__What is being asked__. In the data below, find the lines containing "JSON" and say how many there are, nothing more.

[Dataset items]
┏━━
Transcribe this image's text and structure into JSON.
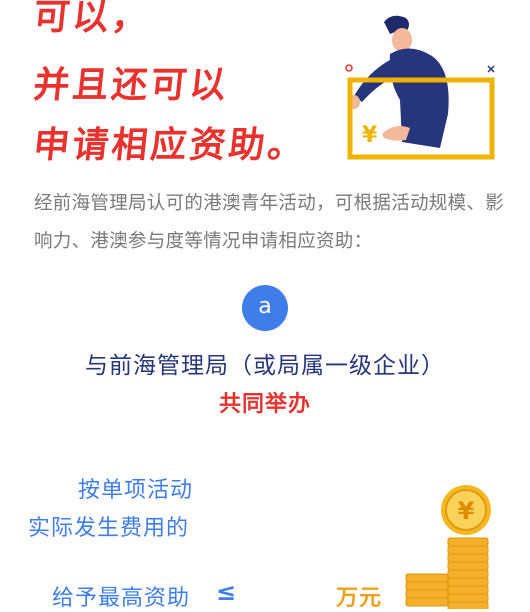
{
  "headline": {
    "line1": "可以，",
    "line2": "并且还可以",
    "line3": "申请相应资助。"
  },
  "intro": "经前海管理局认可的港澳青年活动，可根据活动规模、影响力、港澳参与度等情况申请相应资助：",
  "item_badge": "a",
  "organizers": "与前海管理局（或局属一级企业）",
  "cohost": "共同举办",
  "funding": {
    "line1": "按单项活动",
    "line2": "实际发生费用的",
    "line3": "给予最高资助",
    "symbol": "≤",
    "unit": "万元"
  },
  "icons": {
    "hero": "person-holding-yuan-card-illustration",
    "coins": "gold-yuan-coin-stack-icon",
    "card_symbol": "¥"
  },
  "colors": {
    "red": "#e8322d",
    "blue": "#3f7ee8",
    "navy": "#27357a",
    "gold": "#f0a020",
    "gray": "#7a7a7a"
  }
}
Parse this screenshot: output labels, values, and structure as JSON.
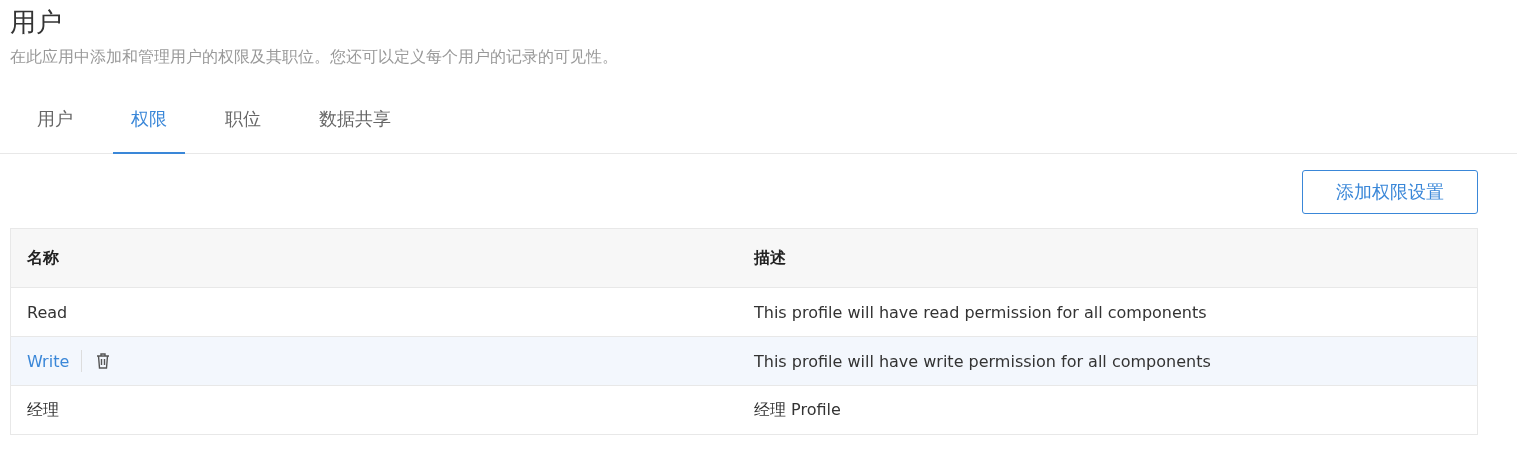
{
  "page": {
    "title": "用户",
    "subtitle": "在此应用中添加和管理用户的权限及其职位。您还可以定义每个用户的记录的可见性。"
  },
  "tabs": [
    {
      "label": "用户",
      "selected": false
    },
    {
      "label": "权限",
      "selected": true
    },
    {
      "label": "职位",
      "selected": false
    },
    {
      "label": "数据共享",
      "selected": false
    }
  ],
  "add_button": "添加权限设置",
  "table": {
    "columns": [
      "名称",
      "描述"
    ],
    "rows": [
      {
        "name": "Read",
        "description": "This profile will have read permission for all components",
        "highlighted": false
      },
      {
        "name": "Write",
        "description": "This profile will have write permission for all components",
        "highlighted": true
      },
      {
        "name": "经理",
        "description": "经理 Profile",
        "highlighted": false
      }
    ]
  }
}
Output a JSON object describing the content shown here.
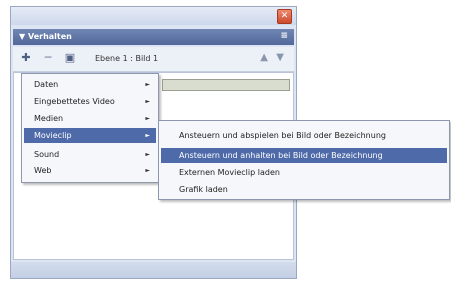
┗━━
__Task response__. 3